Supplied information
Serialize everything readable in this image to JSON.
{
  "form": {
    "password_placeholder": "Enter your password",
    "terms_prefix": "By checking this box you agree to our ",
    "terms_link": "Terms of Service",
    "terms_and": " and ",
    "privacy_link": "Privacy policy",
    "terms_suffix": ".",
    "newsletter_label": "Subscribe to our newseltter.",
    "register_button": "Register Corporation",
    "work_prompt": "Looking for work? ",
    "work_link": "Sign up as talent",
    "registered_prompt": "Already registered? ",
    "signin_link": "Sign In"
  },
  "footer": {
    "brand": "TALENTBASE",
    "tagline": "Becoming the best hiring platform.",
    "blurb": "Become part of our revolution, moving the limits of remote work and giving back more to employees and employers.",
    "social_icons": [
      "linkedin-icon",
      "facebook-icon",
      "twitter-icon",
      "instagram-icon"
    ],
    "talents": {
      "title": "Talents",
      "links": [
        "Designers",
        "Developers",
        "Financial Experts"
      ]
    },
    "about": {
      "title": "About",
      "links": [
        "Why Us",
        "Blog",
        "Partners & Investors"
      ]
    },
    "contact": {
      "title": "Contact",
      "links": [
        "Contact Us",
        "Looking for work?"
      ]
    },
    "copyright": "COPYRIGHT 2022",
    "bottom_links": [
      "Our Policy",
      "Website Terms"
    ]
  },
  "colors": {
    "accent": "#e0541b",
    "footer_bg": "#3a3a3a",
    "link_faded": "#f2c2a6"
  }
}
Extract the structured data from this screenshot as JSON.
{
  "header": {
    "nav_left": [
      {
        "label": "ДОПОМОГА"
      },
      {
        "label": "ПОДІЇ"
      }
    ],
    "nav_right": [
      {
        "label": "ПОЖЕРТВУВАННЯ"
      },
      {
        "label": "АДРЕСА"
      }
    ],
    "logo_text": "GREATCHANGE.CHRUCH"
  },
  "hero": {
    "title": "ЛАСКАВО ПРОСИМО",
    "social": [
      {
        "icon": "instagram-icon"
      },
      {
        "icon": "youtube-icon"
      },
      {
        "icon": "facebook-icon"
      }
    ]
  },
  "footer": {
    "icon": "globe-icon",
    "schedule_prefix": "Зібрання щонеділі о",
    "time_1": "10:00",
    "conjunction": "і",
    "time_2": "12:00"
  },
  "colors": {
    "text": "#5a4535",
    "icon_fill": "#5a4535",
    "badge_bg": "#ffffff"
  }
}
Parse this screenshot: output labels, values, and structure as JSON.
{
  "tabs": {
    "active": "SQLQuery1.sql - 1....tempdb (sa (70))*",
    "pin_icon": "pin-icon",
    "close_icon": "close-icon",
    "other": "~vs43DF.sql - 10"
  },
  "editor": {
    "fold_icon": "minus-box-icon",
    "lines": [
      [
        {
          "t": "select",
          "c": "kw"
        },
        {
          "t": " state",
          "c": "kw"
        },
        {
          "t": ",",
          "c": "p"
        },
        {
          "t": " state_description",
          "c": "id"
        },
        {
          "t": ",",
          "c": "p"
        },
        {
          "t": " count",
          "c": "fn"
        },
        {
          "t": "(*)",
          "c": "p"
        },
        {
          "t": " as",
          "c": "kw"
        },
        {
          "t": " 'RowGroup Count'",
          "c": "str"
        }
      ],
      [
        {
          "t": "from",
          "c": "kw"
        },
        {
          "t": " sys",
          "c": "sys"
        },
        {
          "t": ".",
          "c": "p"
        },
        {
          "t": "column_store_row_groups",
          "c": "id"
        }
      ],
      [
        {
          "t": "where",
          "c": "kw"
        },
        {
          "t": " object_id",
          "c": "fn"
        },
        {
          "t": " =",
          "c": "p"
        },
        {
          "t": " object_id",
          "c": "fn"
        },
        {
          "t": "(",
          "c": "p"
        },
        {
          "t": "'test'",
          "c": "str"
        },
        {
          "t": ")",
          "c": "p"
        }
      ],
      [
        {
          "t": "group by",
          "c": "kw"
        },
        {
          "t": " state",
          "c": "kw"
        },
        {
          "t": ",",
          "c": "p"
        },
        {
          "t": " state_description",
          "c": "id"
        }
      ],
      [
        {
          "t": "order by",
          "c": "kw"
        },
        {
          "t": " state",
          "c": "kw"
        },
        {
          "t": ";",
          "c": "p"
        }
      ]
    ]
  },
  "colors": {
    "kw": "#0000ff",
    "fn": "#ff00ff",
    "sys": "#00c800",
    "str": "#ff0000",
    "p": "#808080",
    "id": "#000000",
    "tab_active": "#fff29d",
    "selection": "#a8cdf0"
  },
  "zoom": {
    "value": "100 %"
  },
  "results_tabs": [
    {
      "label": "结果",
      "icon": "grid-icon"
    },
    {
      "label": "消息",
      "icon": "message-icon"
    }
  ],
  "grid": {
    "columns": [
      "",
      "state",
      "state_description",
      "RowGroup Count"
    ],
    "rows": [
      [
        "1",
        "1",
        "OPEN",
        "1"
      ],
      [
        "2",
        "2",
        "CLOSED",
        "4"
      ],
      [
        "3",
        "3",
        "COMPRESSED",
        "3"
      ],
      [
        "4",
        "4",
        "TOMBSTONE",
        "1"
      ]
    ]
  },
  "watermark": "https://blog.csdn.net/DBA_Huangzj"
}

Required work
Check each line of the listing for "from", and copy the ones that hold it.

Output for this task
Extract the structured data from this screenshot as JSON.
          "t": "from",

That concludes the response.